So we battle on …. We are still seeking voluntary assistance to help complete the LCP and work on the T86 radar which are located in a secure, restricted access, storage facility on the outskirts of Telford. Team members meet up most Saturday’s but come along when you have time; you do not have to come every Saturday. If interested email email@example.com. Unfortunately we do not receive funding so cannot cover travel or other expenses.
When scraping paint from the LCP door today we uncovered some homemade artwork of a 41 Sqn badge as below. So our LCP, Ser. No. 1022, was either on 41 Sqn MS4 or MS6. Are there any old 41 Sqn guys around that possible remember if 41 painted their squadron badge on all their LCP’s or just 1022. Perhaps we can actually narrow 1022 down to MS4 or MS6. 1022 was definitely at Wildenrath as one of our team worked on it there.
This is what it should have originally looked like.

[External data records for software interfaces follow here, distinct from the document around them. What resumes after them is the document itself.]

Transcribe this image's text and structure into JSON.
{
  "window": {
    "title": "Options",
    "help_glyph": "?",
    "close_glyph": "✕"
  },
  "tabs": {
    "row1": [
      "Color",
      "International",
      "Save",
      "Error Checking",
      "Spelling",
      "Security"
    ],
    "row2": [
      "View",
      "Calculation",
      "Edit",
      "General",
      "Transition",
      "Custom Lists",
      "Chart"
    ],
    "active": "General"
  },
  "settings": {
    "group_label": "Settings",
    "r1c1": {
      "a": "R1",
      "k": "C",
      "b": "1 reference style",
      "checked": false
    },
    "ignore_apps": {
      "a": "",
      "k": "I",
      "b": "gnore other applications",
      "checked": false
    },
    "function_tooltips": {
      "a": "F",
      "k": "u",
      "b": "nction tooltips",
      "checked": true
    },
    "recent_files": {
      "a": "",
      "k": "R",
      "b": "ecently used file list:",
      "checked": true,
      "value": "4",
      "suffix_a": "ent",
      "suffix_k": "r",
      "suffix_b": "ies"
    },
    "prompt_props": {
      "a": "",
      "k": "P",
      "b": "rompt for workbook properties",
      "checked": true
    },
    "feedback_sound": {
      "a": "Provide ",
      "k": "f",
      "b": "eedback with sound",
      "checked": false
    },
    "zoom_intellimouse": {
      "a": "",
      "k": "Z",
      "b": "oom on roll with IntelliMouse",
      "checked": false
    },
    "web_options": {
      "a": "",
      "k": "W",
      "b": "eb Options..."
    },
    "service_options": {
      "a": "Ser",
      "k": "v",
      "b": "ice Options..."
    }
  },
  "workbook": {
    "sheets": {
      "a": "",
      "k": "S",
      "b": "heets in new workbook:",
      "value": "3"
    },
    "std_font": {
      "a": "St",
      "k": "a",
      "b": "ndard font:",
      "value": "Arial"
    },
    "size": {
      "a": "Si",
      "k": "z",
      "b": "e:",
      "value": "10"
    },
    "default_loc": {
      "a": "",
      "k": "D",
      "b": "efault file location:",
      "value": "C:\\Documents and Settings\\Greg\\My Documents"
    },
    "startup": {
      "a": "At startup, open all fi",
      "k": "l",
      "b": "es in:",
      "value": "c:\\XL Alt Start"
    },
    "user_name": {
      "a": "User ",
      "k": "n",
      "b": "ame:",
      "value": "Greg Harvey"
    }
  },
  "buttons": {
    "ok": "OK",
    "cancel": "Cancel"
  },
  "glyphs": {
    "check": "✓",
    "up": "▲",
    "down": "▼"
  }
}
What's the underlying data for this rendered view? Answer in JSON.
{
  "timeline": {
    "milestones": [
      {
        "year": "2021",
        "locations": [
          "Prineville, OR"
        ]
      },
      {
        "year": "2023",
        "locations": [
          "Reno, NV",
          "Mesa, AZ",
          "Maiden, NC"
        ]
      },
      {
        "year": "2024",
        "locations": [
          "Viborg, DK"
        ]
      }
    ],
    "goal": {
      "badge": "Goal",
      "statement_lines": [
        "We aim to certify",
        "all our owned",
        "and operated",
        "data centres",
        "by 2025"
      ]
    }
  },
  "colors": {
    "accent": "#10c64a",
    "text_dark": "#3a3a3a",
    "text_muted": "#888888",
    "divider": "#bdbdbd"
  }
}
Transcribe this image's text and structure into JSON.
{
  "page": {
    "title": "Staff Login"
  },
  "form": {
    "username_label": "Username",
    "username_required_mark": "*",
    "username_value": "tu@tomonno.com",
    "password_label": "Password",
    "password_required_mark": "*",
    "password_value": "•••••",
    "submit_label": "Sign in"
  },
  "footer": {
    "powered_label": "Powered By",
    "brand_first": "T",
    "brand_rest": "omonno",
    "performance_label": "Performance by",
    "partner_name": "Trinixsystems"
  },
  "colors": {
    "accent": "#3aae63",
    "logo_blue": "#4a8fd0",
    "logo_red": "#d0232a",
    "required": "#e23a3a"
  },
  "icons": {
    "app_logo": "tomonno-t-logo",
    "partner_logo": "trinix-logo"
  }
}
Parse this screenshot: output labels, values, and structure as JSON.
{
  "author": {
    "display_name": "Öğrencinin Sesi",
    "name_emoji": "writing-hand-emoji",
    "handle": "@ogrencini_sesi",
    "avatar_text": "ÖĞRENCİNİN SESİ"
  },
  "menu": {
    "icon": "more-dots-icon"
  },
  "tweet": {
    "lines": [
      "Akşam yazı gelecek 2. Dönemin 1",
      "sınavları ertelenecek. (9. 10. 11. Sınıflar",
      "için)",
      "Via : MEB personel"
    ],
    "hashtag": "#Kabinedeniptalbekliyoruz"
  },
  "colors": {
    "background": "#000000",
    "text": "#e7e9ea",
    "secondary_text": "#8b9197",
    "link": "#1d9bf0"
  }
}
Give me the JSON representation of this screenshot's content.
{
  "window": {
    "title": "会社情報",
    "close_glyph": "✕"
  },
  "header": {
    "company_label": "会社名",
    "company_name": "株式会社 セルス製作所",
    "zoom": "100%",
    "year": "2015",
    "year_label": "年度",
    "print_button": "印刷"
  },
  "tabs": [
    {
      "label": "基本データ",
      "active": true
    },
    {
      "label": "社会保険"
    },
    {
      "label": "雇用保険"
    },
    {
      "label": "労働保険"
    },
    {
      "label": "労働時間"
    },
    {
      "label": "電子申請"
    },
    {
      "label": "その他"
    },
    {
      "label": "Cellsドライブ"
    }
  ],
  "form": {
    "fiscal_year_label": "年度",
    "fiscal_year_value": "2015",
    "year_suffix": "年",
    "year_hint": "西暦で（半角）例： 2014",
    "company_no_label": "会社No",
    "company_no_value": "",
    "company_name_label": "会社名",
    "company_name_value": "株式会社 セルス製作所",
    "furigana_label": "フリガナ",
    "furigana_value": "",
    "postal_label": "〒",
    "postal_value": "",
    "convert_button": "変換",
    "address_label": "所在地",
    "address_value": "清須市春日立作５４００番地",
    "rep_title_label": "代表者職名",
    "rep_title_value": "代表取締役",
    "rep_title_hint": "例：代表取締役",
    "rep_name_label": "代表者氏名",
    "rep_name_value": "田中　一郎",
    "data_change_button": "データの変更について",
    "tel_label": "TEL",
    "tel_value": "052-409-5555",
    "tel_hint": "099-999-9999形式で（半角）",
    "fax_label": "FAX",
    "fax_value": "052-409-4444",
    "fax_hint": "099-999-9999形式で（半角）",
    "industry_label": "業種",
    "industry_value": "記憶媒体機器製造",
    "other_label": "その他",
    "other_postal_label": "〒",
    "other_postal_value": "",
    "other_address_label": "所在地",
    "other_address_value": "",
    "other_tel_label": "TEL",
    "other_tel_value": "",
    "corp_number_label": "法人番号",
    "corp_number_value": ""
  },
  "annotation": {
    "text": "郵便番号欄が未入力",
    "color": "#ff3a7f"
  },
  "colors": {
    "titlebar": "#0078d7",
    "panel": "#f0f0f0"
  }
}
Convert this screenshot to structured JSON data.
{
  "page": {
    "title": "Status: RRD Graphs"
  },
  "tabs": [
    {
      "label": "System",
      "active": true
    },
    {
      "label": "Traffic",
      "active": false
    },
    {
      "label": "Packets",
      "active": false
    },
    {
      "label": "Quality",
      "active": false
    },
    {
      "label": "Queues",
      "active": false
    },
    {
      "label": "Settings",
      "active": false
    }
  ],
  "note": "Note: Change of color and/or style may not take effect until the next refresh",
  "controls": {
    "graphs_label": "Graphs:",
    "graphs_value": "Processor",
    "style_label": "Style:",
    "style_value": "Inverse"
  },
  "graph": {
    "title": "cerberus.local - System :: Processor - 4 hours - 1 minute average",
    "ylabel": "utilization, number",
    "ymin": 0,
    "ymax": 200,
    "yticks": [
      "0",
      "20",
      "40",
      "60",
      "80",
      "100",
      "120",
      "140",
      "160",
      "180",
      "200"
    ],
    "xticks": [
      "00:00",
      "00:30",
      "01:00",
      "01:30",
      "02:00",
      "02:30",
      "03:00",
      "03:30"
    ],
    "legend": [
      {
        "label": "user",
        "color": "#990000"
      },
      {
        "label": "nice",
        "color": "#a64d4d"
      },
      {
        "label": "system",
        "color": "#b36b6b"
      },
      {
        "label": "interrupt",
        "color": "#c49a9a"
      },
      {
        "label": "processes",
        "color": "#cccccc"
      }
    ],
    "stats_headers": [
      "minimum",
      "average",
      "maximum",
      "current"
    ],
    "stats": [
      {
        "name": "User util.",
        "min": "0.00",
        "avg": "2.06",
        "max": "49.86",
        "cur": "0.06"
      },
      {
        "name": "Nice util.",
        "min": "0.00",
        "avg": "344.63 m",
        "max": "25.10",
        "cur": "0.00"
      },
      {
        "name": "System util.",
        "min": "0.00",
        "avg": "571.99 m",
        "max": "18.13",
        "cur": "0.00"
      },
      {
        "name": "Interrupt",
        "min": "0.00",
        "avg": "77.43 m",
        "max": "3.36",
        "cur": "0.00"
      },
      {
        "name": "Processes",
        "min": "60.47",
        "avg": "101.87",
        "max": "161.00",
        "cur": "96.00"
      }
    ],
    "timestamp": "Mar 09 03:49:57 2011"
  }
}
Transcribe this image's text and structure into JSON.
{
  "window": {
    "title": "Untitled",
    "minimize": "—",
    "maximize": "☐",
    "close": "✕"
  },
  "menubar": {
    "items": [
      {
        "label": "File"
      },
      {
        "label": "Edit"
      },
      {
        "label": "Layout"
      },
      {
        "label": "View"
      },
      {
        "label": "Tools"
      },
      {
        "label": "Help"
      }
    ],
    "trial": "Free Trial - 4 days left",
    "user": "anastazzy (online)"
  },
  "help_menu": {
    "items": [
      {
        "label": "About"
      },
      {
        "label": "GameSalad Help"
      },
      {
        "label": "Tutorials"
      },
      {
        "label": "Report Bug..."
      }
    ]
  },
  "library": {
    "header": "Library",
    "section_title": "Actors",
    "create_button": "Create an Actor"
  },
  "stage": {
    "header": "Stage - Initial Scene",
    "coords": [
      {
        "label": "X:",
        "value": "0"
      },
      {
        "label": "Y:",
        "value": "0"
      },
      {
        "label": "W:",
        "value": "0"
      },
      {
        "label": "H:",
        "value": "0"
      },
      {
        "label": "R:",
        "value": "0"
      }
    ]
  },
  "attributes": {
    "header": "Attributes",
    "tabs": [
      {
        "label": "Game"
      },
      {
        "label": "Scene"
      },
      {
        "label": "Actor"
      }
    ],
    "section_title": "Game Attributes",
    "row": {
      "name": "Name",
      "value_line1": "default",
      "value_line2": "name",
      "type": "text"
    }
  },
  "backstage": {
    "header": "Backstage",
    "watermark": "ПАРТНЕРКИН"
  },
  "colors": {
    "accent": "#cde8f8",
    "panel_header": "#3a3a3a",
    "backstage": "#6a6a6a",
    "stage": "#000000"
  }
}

The shared vision between ourselves and the exhibition development team at the new Filton museum was for our LCP and T86 radar to be displayed alongside the definitive national tandard Mk2 Bloodhound missile. However, over the last three years there have been significant organisational changes at what was called the Bristol Aerospace Centre and is now known simply as Aerospace Bristol run by the Bristol Aero Collection Trust. Their emphasis is markedly on Concorde of which there are a number on display elsewhere but now with with scant regard for this unique Bloodhound project.
Aerospace Bristol is due to open in the summer of 2017 with the missile on its own in the exhibition. However, it is still our plan for the LCP and T86 radar to be transferred to Filton but they will not on display at the time of opening. They will remain fully under the control of the owners BMPG Ltd (us) with the enduring vision that this important Cold War defence missile system will be displayed as an entity with the public access it requires.
With Neil, Pete M, Ian and myself (Pete H) on site a good amount of work was carried out. Plenty of the usual paint scraping which led to some excitement when it uncovered a 41 Sqn badge that had been painted on the LCP door. Obviously it confirms that our LCP, Ser. No. 1022, was on a 41 Sqn section before going to Wildenrath with 25 Sqn. Richard Vernon applied his knowledge and some good detective work and we believe that LCP 1022 was (possibly) on 41 Sqn MS6 in the late 1960’s.
One task being picked up again was the refurbishing of the covers for the cable outlets on the LCP cabin. All the rubber seals need replacing for a start! We are paying attention to detail as such items as the small, circular, chrome covers for the securing catches are being replaced as several have had their covering flaps broken off over the years. We also looked at removing the glass from the window in the E.C.’s door as the seal could do with renewing. A task we’ll only carry out if there is zero risk of damage or breaking the glass. Paint removal from the cabin has also revealed a good number of dents that have been filled before a repaint – at some time in the past. A good number of these dents appeared to be in a line so speculation ensued. Was this LCP air transported at some time and the air movements people were not that careful?
The final task was to run up the LCP and check the simulator was still serviceable, it is. The FT81 monitor had a bit of a wobble with the vertical sync taking a while to settle down. not a problem for us as if it needs removing and possibly repairing as we have a spare in the LCP.